One key tip for written responses: Don’t leave them for the end. This test is lengthy, and you’ll be exhausted by the time you reach the writing section. Answer questions as you encounter them within the exam.
Having a Strategy:
Approach the STAAR test day with a plan in mind. Don’t just wing it and answer questions as they come. Trust the strategies and tips your teachers have provided throughout the year. Whether it’s using online platform tools or taking effective notes, these strategies are essential for your success.
I’ve also created videos on how to use the computer tools effectively, so if you’re looking for some guidance, check those out too.
Lastly, maintain a positive outlook. It’s easy to be negative when things change, but if you enter the day with a positive perspective, knowing you’ve prepared all year and have the resources and tools to succeed, it can make a world of difference.
Is STAAR right around the corner?
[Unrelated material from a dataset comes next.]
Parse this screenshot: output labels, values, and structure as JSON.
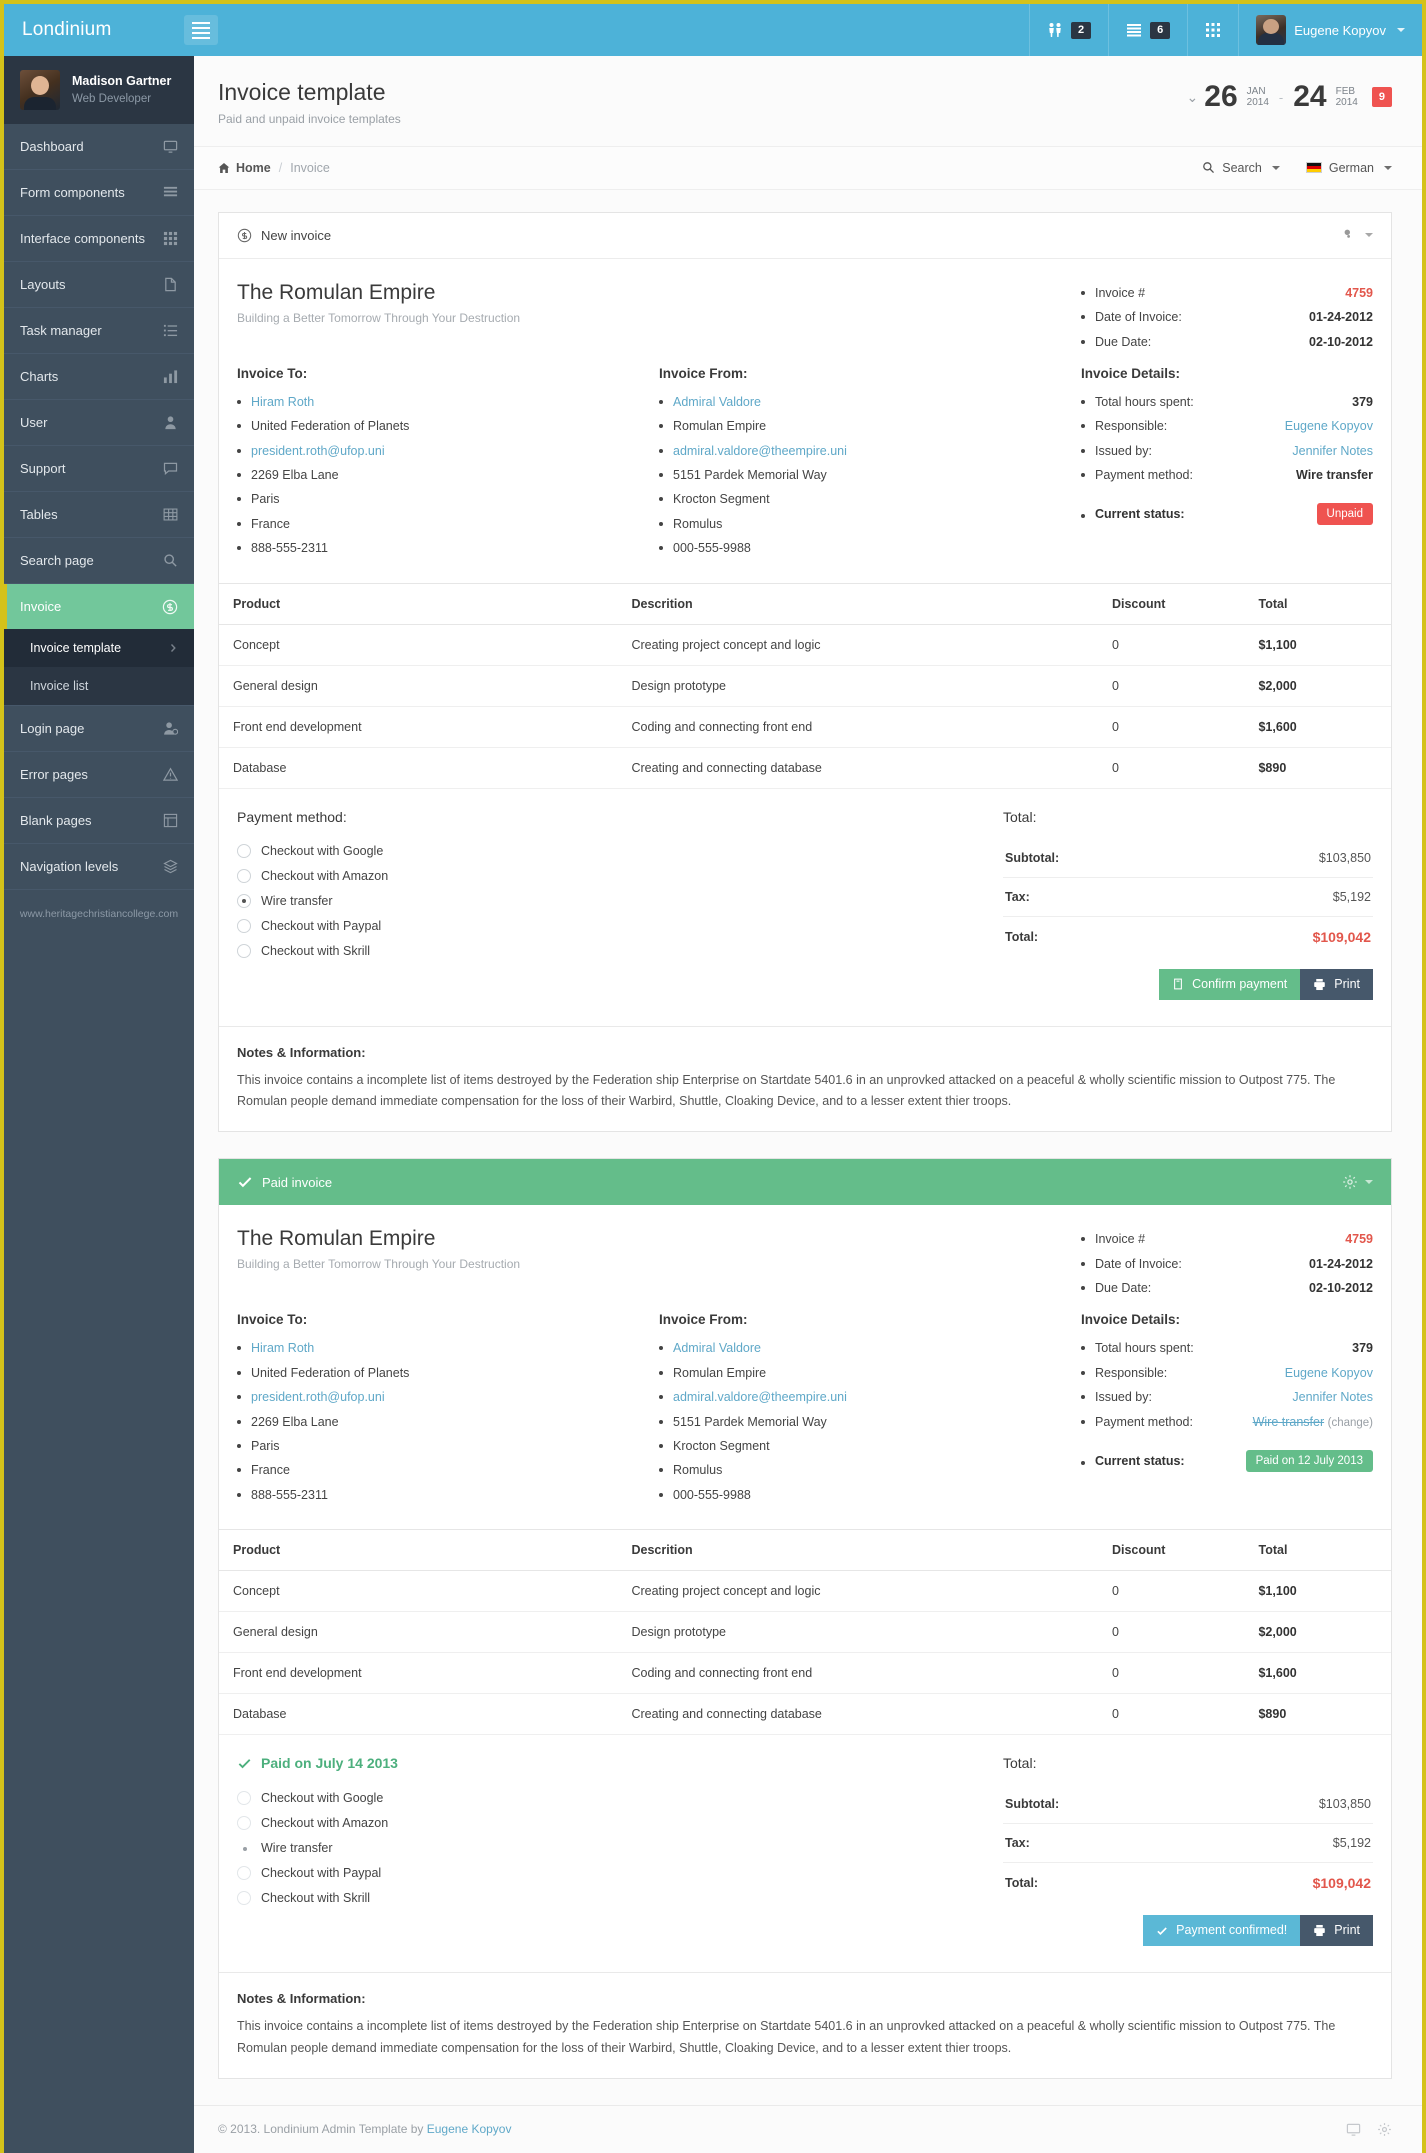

Check out my last-minute, night-before tips HERE!
You’ve got this! Believe in yourself and your abilities. Trust in what you’ve accomplished so far, and carry that positivity with you into the test. Visualize success, and your mind will be open and ready to showcase your knowledge.
In conclusion, you’re well-equipped to tackle the STAAR changes. Change is just an opportunity to shine, and with preparation, a positive mindset, and the right strategies, you’ll do great.
Good luck, and remember, you’ve got this!
If you want to learn more, check out my other videos on the new STAAR test.